Well I have finally managed to get around to writing up what happened to us on Wednesday 12th February 2014.
We knew there were high winds forecast and during the day it was getting windier and windier. I turned the wind reader on during the afternoon and we were experiencing 50-55 knots of steady wind with gusts. So far not too bad – although as always seems to be the case the wind was right on our side causing us to lean precariously across the pontoon. It is quite unnerving to look out the windows and see underneath the pontoon but I was getting used to it!
Steve rang me on his way home from work to see how I was and whilst talking to him I spotted one of our fenders bouncing across the marina and then straight out of the water onto the car park. We were supposed to be having curry for tea but I didn’t think that I would be able to cope with cooking at such an extreme angle and Steve suggested that we go out to eat. So when he returned from work he checked all the lines and fenders and I got ready to go out. We, fortuitously, decided to go out wearing our wellies and with a slight detour to see if we could recover the fender we left Pandora’s Legend to go to The Mill at Conder Green. This is a great hotel with bar and restaurant where we stayed when we first moved the boat up here and I have yet to have a duff meal there (and I am a particularly fussy eater).

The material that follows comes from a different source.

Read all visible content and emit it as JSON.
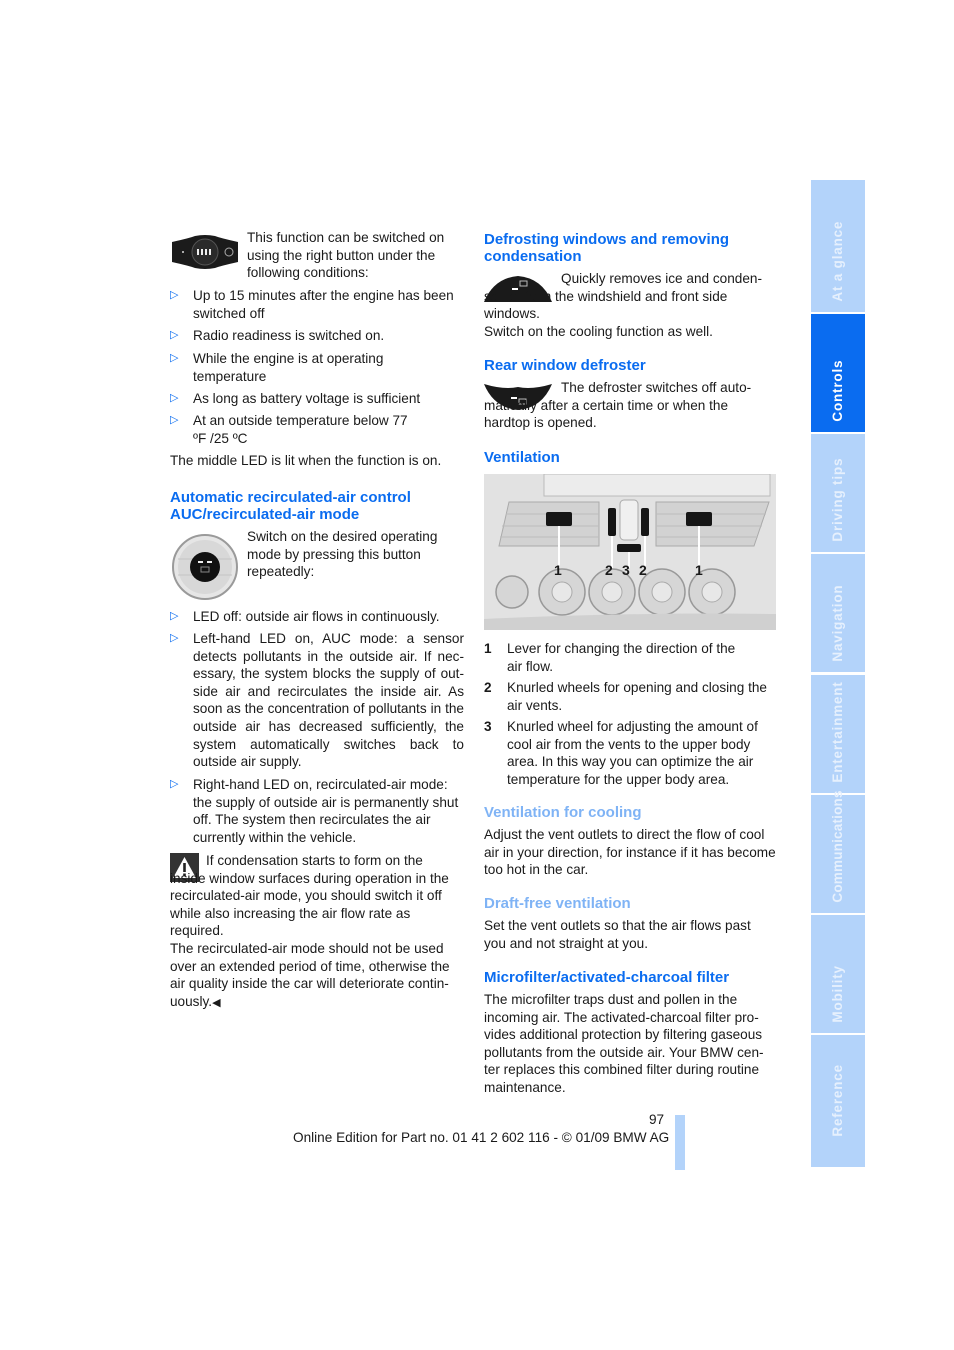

After eating our meals and watching the news of how the rest of the country was holding up we returned to the marina. I stayed in the car whilst Steve went to check that everything was ok. He was gone for ages and I was thinking that perhaps I should go and look for him when he reappeared. In my innocence I gave him the “thumbs up” but got a shake of the head in reply along with “I need your help”.
Steve was worried about how I would react when I reached the boat as she had sustained a bit of damage. As it was, my main thought was how I could help Steve protect her and not to take any more damage. Apparently the wind had managed to push her up hard against the pontoon, several of the stanchions had snapped and the guard rails gone so the fenders that were so carefully checked were no longer able to do their job. She had been caught underneath the pontoon (steel edged), looking at the damage to the toe rail but was scratching up and down the side. We managed to place some fenders and Steve decided that the fender boards would work nicely as protection against the pontoon. Steve suggested, when the wind was particularly fierce, that I hang on to the electricity supply box, it soon became my new best friend. We appeared to be fighting an uphill battle and Steve said I should go and ask for some help. So I set off to Exodus and asked if Jake could come and help. He immediately grabbed his coat and hat and offered that I stay with Judith but I knew that we needed all the hands we could get! With Jake’s assistance we were making some headway and he said that he had a couple of fenders that would help (we had managed to lose a few) so he went and got them. We managed to finally place the fenders and fender boards into good positions and Jake suggested we head to Exodus for a coffee when there was a dreadful sound of wind whipping through the genoa. My heart absolutely sunk and I thought that things couldn’t possibly get any worse. So we spent the next half hour or so trying to wrap it up. After making no real headway my super skipper said that there was a chance that the rigging could go and there was no way he wanted Jake and I standing around with the risk of that happening and that we should leave. Jake’s response was “You are coming with us – more of a statement than a question, to which Steve replied yeah I’m coming too. We went off for a nice cup of coffee for Steve and a whisky for me (I don’t drink tea or coffee) and to make friends with one of the biggest and soppiest Dobermans I’ve ever met – he wanted to sit on my lap I think but contented himself with squeezing tight next to me. After a bit of a warm up we left Judith and Jake, Steve checked Pandora again and said there was nothing more we could do until daylight and we decided that we would sleep in the car! He got a bottle of Pepsi Max and a box of wine from the boat and we sat chatting and laughing, listening to the radio along with the howling wind. After a while we decided to get some sleep and must have managed about 4 hours each!
Bright and early next morning Pandora was still in the same condition as when we had left her, although we had lost one of the fender boards. Steve wanted us to get on board so he could have a cup of coffee but I chickened out and said I couldn’t get on board until the sail was down (that was my excuse and I was sticking to it). However it wasn’t long before Alistair and the lads from the marina came along and assisted Steve with getting the genoa down. Now I had no excuse not to get back on.
The damage was nowhere near as bad as I had envisaged overnight and inside all that was out of place was a couple of pieces of paper that had been on the chart table but were now on the floor. If it had been a wreck inside I don’t think I would have been able to cope!